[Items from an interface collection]
=====

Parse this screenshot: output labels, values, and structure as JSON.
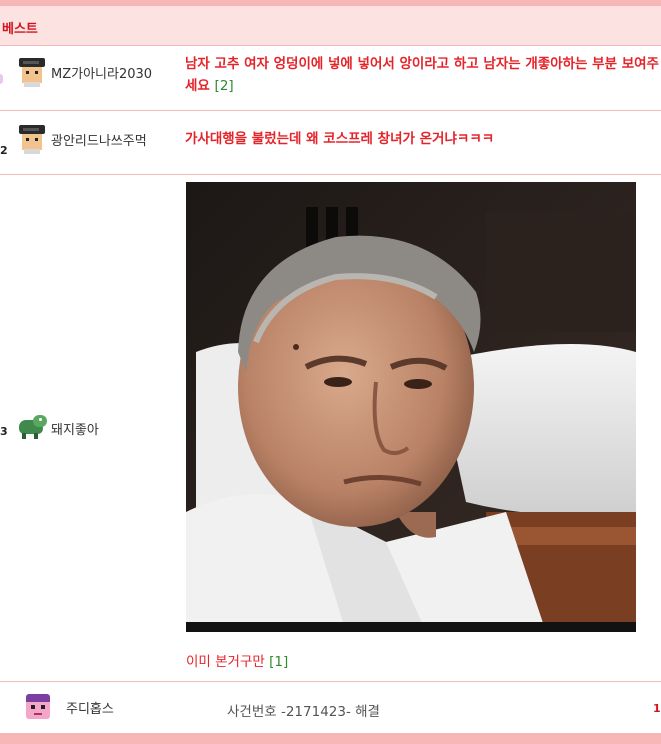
{
  "header": {
    "title": "베스트"
  },
  "posts": [
    {
      "mark": "",
      "nickname": "MZ가아니라2030",
      "title": "남자 고추 여자 엉덩이에 넣에 넣어서 앙이라고 하고 남자는 개좋아하는 부분 보여주세요",
      "comments": "[2]"
    },
    {
      "mark": "2",
      "nickname": "광안리드나쓰주먹",
      "title": "가사대행을 불렀는데 왜 코스프레 창녀가 온거냐ㅋㅋㅋ",
      "comments": ""
    },
    {
      "mark": "3",
      "nickname": "돼지좋아",
      "caption": "이미 본거구만",
      "comments": "[1]"
    },
    {
      "nickname": "주디홉스",
      "text": "사건번호 -2171423- 해결",
      "right_mark": "1"
    }
  ],
  "colors": {
    "accent_red": "#e5242a",
    "header_bg": "#fde2e2",
    "border_pink": "#f7b7b7",
    "comment_green": "#2e8b2e"
  }
}
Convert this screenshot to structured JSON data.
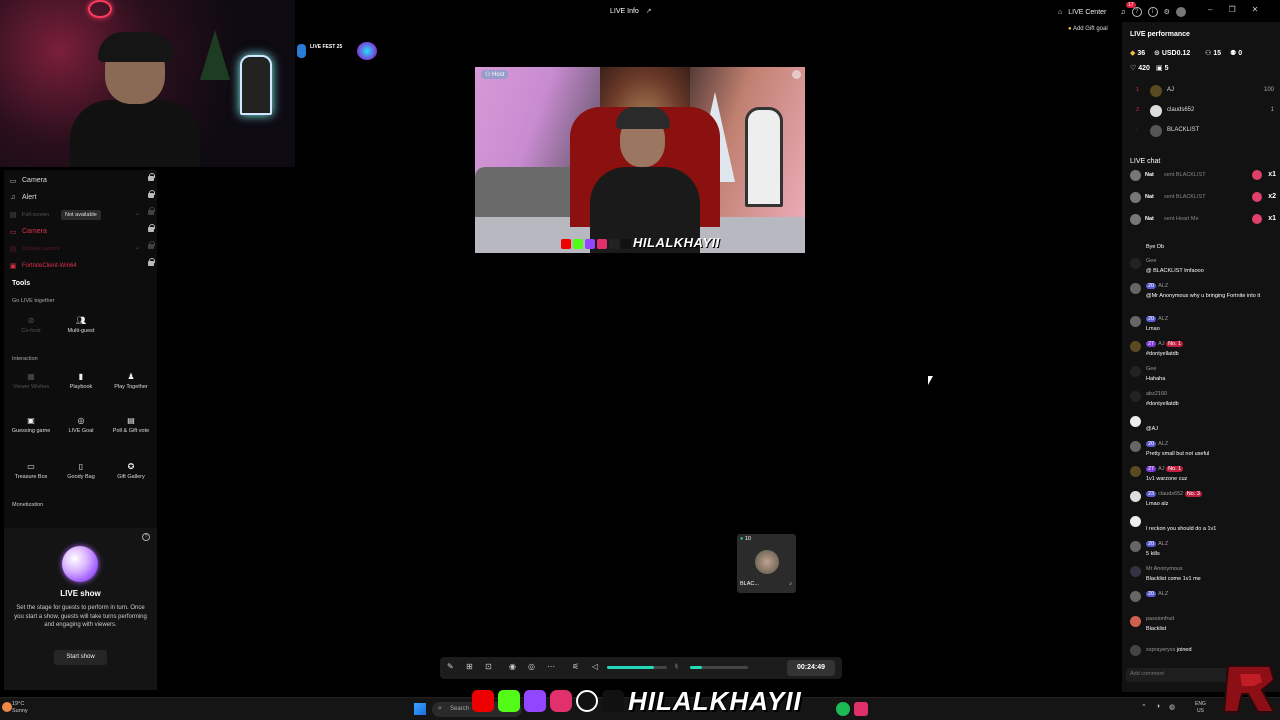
{
  "top": {
    "live_info": "LIVE Info",
    "live_center": "LIVE Center",
    "notif_count": "17",
    "add_gift_goal": "Add Gift goal"
  },
  "fest_badge": "LIVE FEST 25",
  "sources": [
    {
      "label": "Camera",
      "state": "normal"
    },
    {
      "label": "Alert",
      "state": "normal"
    },
    {
      "label": "Full-screen",
      "state": "disabled"
    },
    {
      "label": "Camera",
      "state": "error"
    },
    {
      "label": "Display capture",
      "state": "error-dim"
    },
    {
      "label": "FortniteClient-Win64",
      "state": "error"
    }
  ],
  "tooltip": "Not available",
  "tools": {
    "title": "Tools",
    "go_live_together": "Go LIVE together",
    "interaction": "Interaction",
    "monetization": "Monetization",
    "cohost": "Co-host",
    "multiguest": "Multi-guest",
    "viewer_wishes": "Viewer Wishes",
    "playbook": "Playbook",
    "play_together": "Play Together",
    "guessing_game": "Guessing game",
    "live_goal": "LIVE Goal",
    "poll_gift_vote": "Poll & Gift vote",
    "treasure_box": "Treasure Box",
    "goody_bag": "Goody Bag",
    "gift_gallery": "Gift Gallery"
  },
  "live_show": {
    "title": "LIVE show",
    "description": "Set the stage for guests to perform in turn. Once you start a show, guests will take turns performing and engaging with viewers.",
    "button": "Start show"
  },
  "stream": {
    "host_badge": "Host",
    "name_overlay": "HILALKHAYII"
  },
  "guest": {
    "count": "10",
    "name": "BLAC..."
  },
  "controls": {
    "timer": "00:24:49",
    "volume_level": 0.78,
    "mic_level": 0.2
  },
  "performance": {
    "title": "LIVE performance",
    "stats_row1": [
      "36",
      "USD0.12",
      "15",
      "0"
    ],
    "stats_row2": [
      "420",
      "5"
    ],
    "ranking": [
      {
        "rank": "1",
        "name": "AJ",
        "score": "100"
      },
      {
        "rank": "2",
        "name": "clauds652",
        "score": "1"
      },
      {
        "rank": "-",
        "name": "BLACKLIST",
        "score": ""
      }
    ]
  },
  "chat": {
    "title": "LIVE chat",
    "gifts": [
      {
        "who": "Nat",
        "what": "sent BLACKLIST",
        "count": "x1"
      },
      {
        "who": "Nat",
        "what": "sent BLACKLIST",
        "count": "x2"
      },
      {
        "who": "Nat",
        "what": "sent Heart Me",
        "count": "x1"
      }
    ],
    "messages": [
      {
        "user": "",
        "level": "",
        "text": "Bye Db"
      },
      {
        "user": "Gee",
        "level": "",
        "text": "@ BLACKLIST lmfaooo"
      },
      {
        "user": "ALZ",
        "level": "20",
        "text": "@Mr Anonymous why u bringing Fortnite into it"
      },
      {
        "user": "ALZ",
        "level": "20",
        "text": "Lmao"
      },
      {
        "user": "AJ",
        "level": "27",
        "text": "#dontyellatdb",
        "tag": "No. 1"
      },
      {
        "user": "Gee",
        "level": "",
        "text": "Hahaha"
      },
      {
        "user": "abz2160",
        "level": "",
        "text": "#dontyellatdb"
      },
      {
        "user": "",
        "level": "",
        "text": "@AJ"
      },
      {
        "user": "ALZ",
        "level": "20",
        "text": "Pretty small but not useful"
      },
      {
        "user": "AJ",
        "level": "27",
        "text": "1v1 warzone cuz",
        "tag": "No. 1"
      },
      {
        "user": "clauds652",
        "level": "23",
        "text": "Lmao alz",
        "tag": "No. 3"
      },
      {
        "user": "",
        "level": "",
        "text": "I reckon you should do a 1v1"
      },
      {
        "user": "ALZ",
        "level": "20",
        "text": "5 kills"
      },
      {
        "user": "Mr Anonymous",
        "level": "",
        "text": "Blacklist come 1v1 me"
      },
      {
        "user": "ALZ",
        "level": "20",
        "text": ""
      },
      {
        "user": "passionfruit",
        "level": "",
        "text": "Blacklist"
      }
    ],
    "joined_user": "xxprayeryxx",
    "joined_text": "joined",
    "add_comment_placeholder": "Add comment"
  },
  "taskbar": {
    "temp": "19°C",
    "weather": "Sunny",
    "search": "Search",
    "lang1": "ENG",
    "lang2": "US"
  }
}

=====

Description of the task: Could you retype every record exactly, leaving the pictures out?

Response area:
Parse this screenshot: output labels, values, and structure as JSON.
{
  "header": {
    "title": "베스트"
  },
  "posts": [
    {
      "mark": "",
      "nickname": "MZ가아니라2030",
      "title": "남자 고추 여자 엉덩이에 넣에 넣어서 앙이라고 하고 남자는 개좋아하는 부분 보여주세요",
      "comments": "[2]"
    },
    {
      "mark": "2",
      "nickname": "광안리드나쓰주먹",
      "title": "가사대행을 불렀는데 왜 코스프레 창녀가 온거냐ㅋㅋㅋ",
      "comments": ""
    },
    {
      "mark": "3",
      "nickname": "돼지좋아",
      "caption": "이미 본거구만",
      "comments": "[1]"
    },
    {
      "nickname": "주디홉스",
      "text": "사건번호 -2171423- 해결",
      "right_mark": "1"
    }
  ],
  "colors": {
    "accent_red": "#e5242a",
    "header_bg": "#fde2e2",
    "border_pink": "#f7b7b7",
    "comment_green": "#2e8b2e"
  }
}
Convert this screenshot to structured JSON data.
{
  "top": {
    "live_info": "LIVE Info",
    "live_center": "LIVE Center",
    "notif_count": "17",
    "add_gift_goal": "Add Gift goal"
  },
  "fest_badge": "LIVE FEST 25",
  "sources": [
    {
      "label": "Camera",
      "state": "normal"
    },
    {
      "label": "Alert",
      "state": "normal"
    },
    {
      "label": "Full-screen",
      "state": "disabled"
    },
    {
      "label": "Camera",
      "state": "error"
    },
    {
      "label": "Display capture",
      "state": "error-dim"
    },
    {
      "label": "FortniteClient-Win64",
      "state": "error"
    }
  ],
  "tooltip": "Not available",
  "tools": {
    "title": "Tools",
    "go_live_together": "Go LIVE together",
    "interaction": "Interaction",
    "monetization": "Monetization",
    "cohost": "Co-host",
    "multiguest": "Multi-guest",
    "viewer_wishes": "Viewer Wishes",
    "playbook": "Playbook",
    "play_together": "Play Together",
    "guessing_game": "Guessing game",
    "live_goal": "LIVE Goal",
    "poll_gift_vote": "Poll & Gift vote",
    "treasure_box": "Treasure Box",
    "goody_bag": "Goody Bag",
    "gift_gallery": "Gift Gallery"
  },
  "live_show": {
    "title": "LIVE show",
    "description": "Set the stage for guests to perform in turn. Once you start a show, guests will take turns performing and engaging with viewers.",
    "button": "Start show"
  },
  "stream": {
    "host_badge": "Host",
    "name_overlay": "HILALKHAYII"
  },
  "guest": {
    "count": "10",
    "name": "BLAC..."
  },
  "controls": {
    "timer": "00:24:49",
    "volume_level": 0.78,
    "mic_level": 0.2
  },
  "performance": {
    "title": "LIVE performance",
    "stats_row1": [
      "36",
      "USD0.12",
      "15",
      "0"
    ],
    "stats_row2": [
      "420",
      "5"
    ],
    "ranking": [
      {
        "rank": "1",
        "name": "AJ",
        "score": "100"
      },
      {
        "rank": "2",
        "name": "clauds652",
        "score": "1"
      },
      {
        "rank": "-",
        "name": "BLACKLIST",
        "score": ""
      }
    ]
  },
  "chat": {
    "title": "LIVE chat",
    "gifts": [
      {
        "who": "Nat",
        "what": "sent BLACKLIST",
        "count": "x1"
      },
      {
        "who": "Nat",
        "what": "sent BLACKLIST",
        "count": "x2"
      },
      {
        "who": "Nat",
        "what": "sent Heart Me",
        "count": "x1"
      }
    ],
    "messages": [
      {
        "user": "",
        "level": "",
        "text": "Bye Db"
      },
      {
        "user": "Gee",
        "level": "",
        "text": "@ BLACKLIST lmfaooo"
      },
      {
        "user": "ALZ",
        "level": "20",
        "text": "@Mr Anonymous why u bringing Fortnite into it"
      },
      {
        "user": "ALZ",
        "level": "20",
        "text": "Lmao"
      },
      {
        "user": "AJ",
        "level": "27",
        "text": "#dontyellatdb",
        "tag": "No. 1"
      },
      {
        "user": "Gee",
        "level": "",
        "text": "Hahaha"
      },
      {
        "user": "abz2160",
        "level": "",
        "text": "#dontyellatdb"
      },
      {
        "user": "",
        "level": "",
        "text": "@AJ"
      },
      {
        "user": "ALZ",
        "level": "20",
        "text": "Pretty small but not useful"
      },
      {
        "user": "AJ",
        "level": "27",
        "text": "1v1 warzone cuz",
        "tag": "No. 1"
      },
      {
        "user": "clauds652",
        "level": "23",
        "text": "Lmao alz",
        "tag": "No. 3"
      },
      {
        "user": "",
        "level": "",
        "text": "I reckon you should do a 1v1"
      },
      {
        "user": "ALZ",
        "level": "20",
        "text": "5 kills"
      },
      {
        "user": "Mr Anonymous",
        "level": "",
        "text": "Blacklist come 1v1 me"
      },
      {
        "user": "ALZ",
        "level": "20",
        "text": ""
      },
      {
        "user": "passionfruit",
        "level": "",
        "text": "Blacklist"
      }
    ],
    "joined_user": "xxprayeryxx",
    "joined_text": "joined",
    "add_comment_placeholder": "Add comment"
  },
  "taskbar": {
    "temp": "19°C",
    "weather": "Sunny",
    "search": "Search",
    "lang1": "ENG",
    "lang2": "US"
  }
}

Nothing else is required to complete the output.